Today, in this digital age, consumers are not only empowered, but they've become incredibly savvy, and with intense message filtration.  Offline, they have forgone purchasing tangible newspapers, shut out print advertisements, and are literally skipping TV commercials.  Online, they are blind to banners, deaf to ads.  By no stretch of the imagination should a  0.5% click-through rate be considered a success; it is a 99.5% failure.  Even American League pitchers at bat are held to a higher standard.

Marketing digitally, which stems more from a real function of communication, is evidence of adaptation in an ever-changing environment.  Brands need only to leverage channels and tools available for communicating (softly), to outreach to - not yell at - their consumers, and to constructively build themselves up.  Include a modest amount of advertising, sure, but be overly cautious with ad spending.  Focus on organic growth and cultivating real relationships with consumers.  Build the foundation and create passionate brand ambassadors.

The digital world is thriving because of marketing, not advertisements.  If the internet had a sign at the entrance, it would read: Turn away, advertising, for ye have no purpose here.
Every so often, we as a global internet community are blessed with an amazing flaming debacle of a failure of a campaign.  A company takes its ad people, sit around together, circled around a singular concept, and begin drinking pitchers and pitchers of their own branded conceptual Kool-Aid and they don't stop 'til it comes to life.  Occasionally, someone stops drinking, speaks up, and the concept dies a deserved death and the company is spared potential humiliation.  Today, Motrin was not so lucky.

If you haven't already seen the ad, spend 43 seconds and catch up:

They're obviously trying to be a little "edgy".  And I'll be honest: of all badvertisments, this one is not that bad.  But it's not my singular, off-target opinion that matters.  It's the hundreds of thousands of moms that they've targeted with a supposedly humorous message about what a pain carrying their newborn babies can be.  Their selfish, selfish babies.

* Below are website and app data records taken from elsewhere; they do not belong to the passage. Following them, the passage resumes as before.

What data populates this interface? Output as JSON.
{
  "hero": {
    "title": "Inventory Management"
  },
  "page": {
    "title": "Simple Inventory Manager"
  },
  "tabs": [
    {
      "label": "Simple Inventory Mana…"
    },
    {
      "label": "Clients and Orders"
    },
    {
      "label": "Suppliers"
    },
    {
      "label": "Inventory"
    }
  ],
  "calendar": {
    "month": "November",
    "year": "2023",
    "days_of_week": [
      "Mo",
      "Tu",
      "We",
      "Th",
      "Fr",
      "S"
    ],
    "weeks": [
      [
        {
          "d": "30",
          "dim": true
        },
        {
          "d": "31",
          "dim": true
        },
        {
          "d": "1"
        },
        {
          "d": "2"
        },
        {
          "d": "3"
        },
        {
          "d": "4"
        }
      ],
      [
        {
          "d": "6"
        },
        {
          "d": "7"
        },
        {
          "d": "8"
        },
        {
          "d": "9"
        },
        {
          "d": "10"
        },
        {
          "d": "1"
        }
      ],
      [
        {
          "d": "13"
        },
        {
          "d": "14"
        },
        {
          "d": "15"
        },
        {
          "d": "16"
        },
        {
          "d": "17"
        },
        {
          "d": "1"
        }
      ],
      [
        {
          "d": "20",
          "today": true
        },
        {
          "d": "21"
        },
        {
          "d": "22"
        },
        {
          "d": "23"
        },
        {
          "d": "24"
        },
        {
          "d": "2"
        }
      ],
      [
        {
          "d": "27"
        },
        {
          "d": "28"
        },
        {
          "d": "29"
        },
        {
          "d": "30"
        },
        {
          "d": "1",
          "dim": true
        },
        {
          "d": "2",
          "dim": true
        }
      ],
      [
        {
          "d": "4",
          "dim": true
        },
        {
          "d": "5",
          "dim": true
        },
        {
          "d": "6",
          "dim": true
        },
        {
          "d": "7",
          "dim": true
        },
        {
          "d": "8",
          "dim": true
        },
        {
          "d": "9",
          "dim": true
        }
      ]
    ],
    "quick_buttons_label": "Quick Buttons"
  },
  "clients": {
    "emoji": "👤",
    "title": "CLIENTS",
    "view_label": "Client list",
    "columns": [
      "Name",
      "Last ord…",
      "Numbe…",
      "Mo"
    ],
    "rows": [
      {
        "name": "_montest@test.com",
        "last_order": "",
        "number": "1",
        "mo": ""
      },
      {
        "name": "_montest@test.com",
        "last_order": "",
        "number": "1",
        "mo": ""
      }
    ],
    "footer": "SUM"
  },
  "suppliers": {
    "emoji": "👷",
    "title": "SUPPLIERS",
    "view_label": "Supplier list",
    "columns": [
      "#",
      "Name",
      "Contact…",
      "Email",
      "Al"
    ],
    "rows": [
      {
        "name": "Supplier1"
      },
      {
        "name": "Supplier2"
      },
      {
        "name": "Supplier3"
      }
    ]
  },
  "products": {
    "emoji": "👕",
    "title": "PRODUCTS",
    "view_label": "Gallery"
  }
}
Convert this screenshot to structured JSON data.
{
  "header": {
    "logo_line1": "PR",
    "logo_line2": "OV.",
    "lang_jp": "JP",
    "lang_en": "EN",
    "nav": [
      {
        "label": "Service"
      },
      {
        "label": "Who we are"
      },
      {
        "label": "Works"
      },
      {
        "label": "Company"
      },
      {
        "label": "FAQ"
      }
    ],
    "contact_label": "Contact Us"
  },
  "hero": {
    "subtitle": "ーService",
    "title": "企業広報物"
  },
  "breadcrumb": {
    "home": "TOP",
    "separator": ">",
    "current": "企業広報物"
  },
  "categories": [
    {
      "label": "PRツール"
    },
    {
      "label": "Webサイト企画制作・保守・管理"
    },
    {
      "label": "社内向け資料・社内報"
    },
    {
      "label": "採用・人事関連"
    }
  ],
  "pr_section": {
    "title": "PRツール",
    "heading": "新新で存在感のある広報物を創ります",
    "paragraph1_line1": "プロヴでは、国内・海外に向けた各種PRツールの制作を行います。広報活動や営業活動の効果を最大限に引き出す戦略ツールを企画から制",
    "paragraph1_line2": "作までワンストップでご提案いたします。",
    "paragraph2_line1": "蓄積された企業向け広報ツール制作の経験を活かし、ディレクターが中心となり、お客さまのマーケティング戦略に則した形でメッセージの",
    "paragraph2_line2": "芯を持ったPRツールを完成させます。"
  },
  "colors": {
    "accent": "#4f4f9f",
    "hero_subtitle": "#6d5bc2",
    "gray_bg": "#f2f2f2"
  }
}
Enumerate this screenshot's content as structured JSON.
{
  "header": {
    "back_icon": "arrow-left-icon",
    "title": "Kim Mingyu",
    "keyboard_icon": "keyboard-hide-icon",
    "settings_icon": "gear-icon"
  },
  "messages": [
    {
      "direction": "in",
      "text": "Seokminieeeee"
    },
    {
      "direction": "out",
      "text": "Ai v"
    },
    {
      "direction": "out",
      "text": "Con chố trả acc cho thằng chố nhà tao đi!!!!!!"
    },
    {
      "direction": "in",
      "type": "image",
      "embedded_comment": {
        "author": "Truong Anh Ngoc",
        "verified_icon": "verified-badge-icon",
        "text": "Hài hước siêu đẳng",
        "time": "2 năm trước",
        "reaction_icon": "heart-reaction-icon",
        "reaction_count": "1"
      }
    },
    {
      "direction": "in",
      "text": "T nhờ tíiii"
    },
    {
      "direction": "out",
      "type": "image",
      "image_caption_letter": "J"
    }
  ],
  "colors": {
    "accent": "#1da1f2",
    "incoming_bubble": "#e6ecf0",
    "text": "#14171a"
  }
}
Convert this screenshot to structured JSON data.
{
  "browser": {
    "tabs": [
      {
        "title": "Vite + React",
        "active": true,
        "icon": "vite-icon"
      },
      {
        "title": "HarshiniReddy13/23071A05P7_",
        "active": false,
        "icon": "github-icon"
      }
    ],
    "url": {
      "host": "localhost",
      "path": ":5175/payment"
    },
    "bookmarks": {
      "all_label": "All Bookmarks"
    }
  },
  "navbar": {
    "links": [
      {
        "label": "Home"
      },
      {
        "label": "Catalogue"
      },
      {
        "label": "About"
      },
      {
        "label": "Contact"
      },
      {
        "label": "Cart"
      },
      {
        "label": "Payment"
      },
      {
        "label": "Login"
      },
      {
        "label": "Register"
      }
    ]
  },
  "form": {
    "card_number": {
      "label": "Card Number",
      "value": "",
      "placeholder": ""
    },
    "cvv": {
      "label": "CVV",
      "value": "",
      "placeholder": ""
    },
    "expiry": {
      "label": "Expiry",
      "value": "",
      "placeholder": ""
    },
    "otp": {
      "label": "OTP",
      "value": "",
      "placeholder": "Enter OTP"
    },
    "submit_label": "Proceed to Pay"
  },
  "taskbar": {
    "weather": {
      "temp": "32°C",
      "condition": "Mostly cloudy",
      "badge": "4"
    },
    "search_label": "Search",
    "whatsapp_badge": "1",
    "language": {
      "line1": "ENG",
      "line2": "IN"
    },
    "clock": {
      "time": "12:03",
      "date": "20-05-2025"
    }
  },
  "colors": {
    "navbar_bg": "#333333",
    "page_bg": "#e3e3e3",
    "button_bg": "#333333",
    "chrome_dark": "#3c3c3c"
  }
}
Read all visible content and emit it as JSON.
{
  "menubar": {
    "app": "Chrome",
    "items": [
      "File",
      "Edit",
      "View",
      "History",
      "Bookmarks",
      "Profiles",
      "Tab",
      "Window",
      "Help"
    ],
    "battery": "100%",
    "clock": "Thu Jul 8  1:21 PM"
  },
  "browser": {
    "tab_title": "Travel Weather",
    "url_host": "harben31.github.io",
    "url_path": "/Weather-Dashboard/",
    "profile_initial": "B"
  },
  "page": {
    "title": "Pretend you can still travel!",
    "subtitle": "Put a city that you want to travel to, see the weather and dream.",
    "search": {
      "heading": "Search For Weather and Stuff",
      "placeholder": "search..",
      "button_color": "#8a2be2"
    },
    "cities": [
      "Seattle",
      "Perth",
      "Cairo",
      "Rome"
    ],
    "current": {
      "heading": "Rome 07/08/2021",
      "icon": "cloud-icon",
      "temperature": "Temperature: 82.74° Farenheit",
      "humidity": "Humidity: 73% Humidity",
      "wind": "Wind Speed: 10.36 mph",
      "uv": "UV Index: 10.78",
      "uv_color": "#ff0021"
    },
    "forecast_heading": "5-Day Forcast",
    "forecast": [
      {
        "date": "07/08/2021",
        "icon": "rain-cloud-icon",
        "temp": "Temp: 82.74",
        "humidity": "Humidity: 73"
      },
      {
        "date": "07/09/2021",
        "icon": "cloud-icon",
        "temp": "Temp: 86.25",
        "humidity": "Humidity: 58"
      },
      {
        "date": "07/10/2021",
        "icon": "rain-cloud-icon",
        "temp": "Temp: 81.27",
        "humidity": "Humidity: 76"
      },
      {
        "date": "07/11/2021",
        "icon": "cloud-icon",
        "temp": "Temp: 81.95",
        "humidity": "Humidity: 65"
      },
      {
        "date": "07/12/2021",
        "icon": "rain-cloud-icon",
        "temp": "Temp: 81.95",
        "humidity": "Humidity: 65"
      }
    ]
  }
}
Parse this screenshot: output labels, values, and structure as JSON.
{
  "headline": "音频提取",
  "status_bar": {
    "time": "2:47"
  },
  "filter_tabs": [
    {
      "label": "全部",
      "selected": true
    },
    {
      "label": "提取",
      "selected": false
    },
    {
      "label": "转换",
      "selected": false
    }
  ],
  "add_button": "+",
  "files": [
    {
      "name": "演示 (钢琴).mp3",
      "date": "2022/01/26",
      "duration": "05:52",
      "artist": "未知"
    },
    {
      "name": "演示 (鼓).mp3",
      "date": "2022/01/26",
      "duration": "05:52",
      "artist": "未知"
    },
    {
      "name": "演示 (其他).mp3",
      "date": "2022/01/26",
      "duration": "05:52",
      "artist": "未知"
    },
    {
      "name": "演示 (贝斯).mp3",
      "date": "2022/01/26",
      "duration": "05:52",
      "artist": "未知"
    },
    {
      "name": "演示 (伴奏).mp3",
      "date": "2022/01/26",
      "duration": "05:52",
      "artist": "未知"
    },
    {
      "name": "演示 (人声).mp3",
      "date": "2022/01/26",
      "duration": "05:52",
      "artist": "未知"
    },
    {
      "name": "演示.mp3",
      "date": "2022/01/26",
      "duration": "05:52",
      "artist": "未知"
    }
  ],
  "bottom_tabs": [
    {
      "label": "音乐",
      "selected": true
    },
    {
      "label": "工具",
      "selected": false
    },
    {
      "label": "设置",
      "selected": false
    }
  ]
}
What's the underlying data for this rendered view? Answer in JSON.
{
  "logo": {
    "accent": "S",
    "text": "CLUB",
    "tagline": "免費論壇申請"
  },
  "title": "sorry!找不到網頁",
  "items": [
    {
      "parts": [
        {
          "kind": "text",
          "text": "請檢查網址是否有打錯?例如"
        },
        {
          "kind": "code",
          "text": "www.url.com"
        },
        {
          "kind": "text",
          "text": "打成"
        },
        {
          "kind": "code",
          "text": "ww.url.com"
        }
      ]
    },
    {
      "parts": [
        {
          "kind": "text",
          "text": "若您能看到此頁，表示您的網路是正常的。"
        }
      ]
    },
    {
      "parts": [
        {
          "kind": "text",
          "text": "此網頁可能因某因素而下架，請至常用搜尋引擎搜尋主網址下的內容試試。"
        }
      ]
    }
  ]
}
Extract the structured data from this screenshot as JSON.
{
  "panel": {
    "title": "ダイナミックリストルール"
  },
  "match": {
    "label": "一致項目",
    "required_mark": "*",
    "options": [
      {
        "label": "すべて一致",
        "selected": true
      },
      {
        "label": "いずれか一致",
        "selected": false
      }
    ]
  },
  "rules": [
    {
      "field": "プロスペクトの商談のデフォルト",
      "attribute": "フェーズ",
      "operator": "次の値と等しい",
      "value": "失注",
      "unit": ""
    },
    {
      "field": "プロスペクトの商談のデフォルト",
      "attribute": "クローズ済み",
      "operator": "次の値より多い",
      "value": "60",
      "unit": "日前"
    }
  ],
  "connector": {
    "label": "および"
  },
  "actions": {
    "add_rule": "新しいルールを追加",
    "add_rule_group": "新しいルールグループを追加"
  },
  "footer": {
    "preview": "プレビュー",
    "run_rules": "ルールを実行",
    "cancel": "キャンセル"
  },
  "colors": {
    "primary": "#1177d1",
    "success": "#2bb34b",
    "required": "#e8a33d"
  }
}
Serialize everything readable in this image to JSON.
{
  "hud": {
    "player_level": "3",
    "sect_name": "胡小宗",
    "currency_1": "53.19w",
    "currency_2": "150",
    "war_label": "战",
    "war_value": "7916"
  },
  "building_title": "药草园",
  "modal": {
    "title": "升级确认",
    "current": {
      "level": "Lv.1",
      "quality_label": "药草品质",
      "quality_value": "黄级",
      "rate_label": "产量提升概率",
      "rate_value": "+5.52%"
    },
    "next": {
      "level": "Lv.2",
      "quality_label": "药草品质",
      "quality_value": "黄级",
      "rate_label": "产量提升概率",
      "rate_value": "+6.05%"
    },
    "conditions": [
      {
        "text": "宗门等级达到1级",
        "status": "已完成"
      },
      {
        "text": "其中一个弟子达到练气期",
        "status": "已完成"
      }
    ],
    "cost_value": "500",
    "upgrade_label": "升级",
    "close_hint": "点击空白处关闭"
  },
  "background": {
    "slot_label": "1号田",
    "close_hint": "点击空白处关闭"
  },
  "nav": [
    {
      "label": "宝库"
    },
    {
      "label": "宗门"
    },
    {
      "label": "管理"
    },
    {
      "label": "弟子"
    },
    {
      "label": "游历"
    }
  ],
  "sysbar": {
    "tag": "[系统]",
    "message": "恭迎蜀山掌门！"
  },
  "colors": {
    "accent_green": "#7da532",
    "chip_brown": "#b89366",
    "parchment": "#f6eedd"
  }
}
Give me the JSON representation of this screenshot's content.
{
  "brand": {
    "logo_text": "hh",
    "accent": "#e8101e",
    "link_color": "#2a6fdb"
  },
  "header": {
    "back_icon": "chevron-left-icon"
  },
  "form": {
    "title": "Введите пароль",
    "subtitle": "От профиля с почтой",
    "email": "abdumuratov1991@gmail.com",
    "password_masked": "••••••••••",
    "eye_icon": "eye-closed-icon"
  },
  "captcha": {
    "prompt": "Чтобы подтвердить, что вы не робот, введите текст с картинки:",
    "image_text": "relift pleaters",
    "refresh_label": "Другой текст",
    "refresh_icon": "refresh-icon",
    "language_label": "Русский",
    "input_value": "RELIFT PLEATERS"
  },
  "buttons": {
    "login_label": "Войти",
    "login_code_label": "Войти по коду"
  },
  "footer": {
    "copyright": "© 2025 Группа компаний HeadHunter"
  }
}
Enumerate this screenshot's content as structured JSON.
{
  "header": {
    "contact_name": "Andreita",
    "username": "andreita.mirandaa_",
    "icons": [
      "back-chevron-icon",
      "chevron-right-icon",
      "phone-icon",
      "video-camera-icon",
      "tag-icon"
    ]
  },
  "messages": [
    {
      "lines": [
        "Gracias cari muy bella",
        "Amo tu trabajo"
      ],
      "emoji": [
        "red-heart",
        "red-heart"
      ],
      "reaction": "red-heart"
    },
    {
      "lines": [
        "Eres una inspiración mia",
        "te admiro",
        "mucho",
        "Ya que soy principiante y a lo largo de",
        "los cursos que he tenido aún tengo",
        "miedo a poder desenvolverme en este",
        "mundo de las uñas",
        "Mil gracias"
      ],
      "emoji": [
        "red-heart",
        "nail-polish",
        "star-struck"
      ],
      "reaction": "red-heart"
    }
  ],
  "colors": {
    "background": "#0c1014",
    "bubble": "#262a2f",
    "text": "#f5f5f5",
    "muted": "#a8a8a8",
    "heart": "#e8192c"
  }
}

Well, that community has spoken, and rather quickly.  Motrin has since pulled the campaign from it's site (after having been down for half the day today), posted an apology, and the web continues to stay lit up; blog posts abound, and a Twitter storm to boot.  (It's been moving so fast, there's already a backlash to the backlash.)

Hubbub aside, here are two key learnings for brands, to avoid this kind of disaster in their future digital marketing:

1. Motrin was clearly not being authentic.

I'm sure multiple people involved on the campaign - both from Motrin and Taxi NY (the creative agency behind the marketing) - are mothers.  And I'm 98% sure they all love their kids very much.  But they made the assumption that if they created a profile type - hip n' snarky mom - and tried to rally their consumer base around this one tiny, private truth (I mean, really; carrying kids probably does cause some aches and pains), that the people would follow.  So again, while the ad may speak some truth, Motrin is not authentically representing the greater  population, and thus, the population revolted.

2. Online, there is such a thing as bad viral.

Take a look at this pitch-perfect flowchart for assessing whether your video is "viral" or not.  (Because you can't make a viral video; videos go viral, or they don't.)  What it doesn't take into consideration however is whether your now-viral video is being perceived positively or negatively by the masses.  The ratio of good viral videos to bad viral videos on the internet is pretty lopsided, in a good way.  But ultimately, and before the age of the internets, the word 'viral' had carried a negative connotation - as in, viruses - which is being resurrected by the Motrin ads, and other negative marketing attempts like it.

The positive takeaway from this whole mess is the reminder to brands and content creators that content is still king.  Muck up your creative online and it'll spread like wildfire  ...but with terrible wildfire-like consequences.